Material provided =
:::
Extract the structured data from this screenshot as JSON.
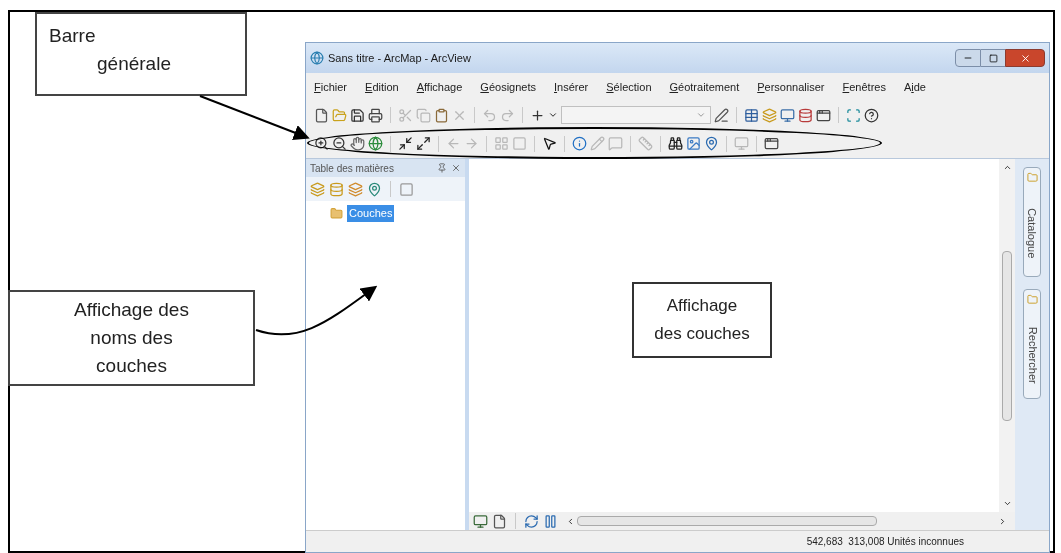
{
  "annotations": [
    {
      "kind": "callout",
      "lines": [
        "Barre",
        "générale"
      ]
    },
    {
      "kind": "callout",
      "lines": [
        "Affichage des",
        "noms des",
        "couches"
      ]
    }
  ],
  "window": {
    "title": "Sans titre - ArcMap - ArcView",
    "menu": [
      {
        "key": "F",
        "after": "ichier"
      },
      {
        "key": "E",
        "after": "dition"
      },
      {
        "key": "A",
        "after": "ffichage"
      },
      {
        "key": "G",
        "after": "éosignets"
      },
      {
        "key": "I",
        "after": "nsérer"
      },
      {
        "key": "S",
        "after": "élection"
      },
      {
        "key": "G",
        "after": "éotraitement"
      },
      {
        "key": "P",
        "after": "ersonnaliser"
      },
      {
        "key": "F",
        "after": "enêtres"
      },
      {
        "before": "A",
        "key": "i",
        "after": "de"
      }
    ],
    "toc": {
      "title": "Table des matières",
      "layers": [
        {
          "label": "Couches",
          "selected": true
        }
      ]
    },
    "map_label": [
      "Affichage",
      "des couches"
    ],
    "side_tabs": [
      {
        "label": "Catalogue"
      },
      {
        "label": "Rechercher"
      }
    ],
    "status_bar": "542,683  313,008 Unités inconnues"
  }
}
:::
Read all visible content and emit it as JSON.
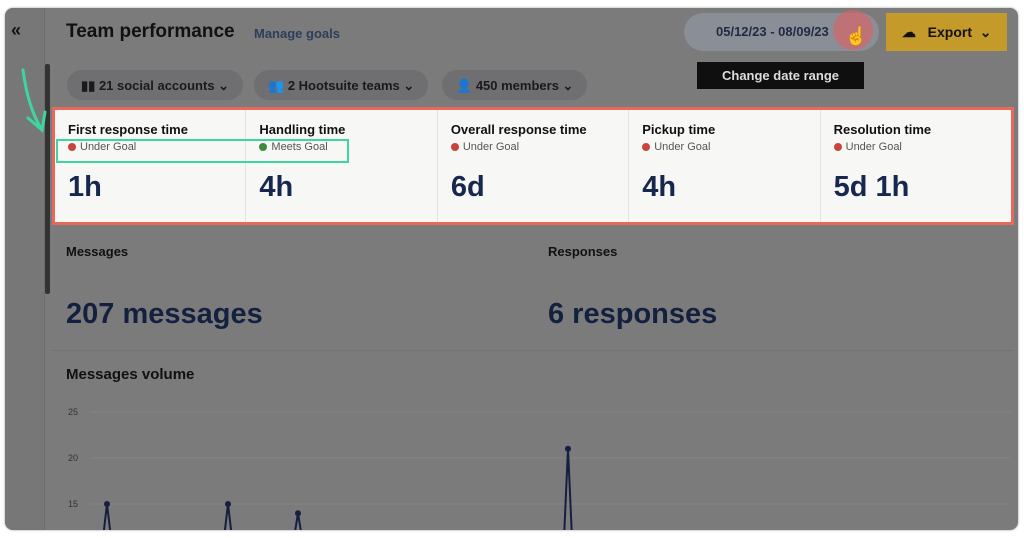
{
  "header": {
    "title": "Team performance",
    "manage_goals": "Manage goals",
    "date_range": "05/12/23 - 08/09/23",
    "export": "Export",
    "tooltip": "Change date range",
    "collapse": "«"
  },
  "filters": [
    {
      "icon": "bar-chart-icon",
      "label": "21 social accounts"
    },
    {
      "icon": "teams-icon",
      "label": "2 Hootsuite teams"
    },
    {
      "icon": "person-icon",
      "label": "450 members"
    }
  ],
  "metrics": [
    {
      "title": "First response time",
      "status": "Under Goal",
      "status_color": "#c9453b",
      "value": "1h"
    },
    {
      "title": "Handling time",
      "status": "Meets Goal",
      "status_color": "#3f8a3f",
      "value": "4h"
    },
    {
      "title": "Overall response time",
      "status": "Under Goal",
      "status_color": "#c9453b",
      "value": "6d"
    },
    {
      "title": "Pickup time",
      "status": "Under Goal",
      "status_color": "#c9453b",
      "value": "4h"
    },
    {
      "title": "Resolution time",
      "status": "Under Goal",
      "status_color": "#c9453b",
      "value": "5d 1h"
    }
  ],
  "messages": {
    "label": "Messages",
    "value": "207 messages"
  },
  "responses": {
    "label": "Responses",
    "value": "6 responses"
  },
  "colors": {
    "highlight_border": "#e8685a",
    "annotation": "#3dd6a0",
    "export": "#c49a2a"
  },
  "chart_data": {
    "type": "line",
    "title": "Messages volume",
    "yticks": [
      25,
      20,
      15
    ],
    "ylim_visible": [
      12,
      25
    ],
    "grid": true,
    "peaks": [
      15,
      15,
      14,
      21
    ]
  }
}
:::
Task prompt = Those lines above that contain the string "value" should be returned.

Task solution =
      "value": "1h"
      "value": "4h"
      "value": "6d"
      "value": "4h"
      "value": "5d 1h"
    "value": "207 messages"
    "value": "6 responses"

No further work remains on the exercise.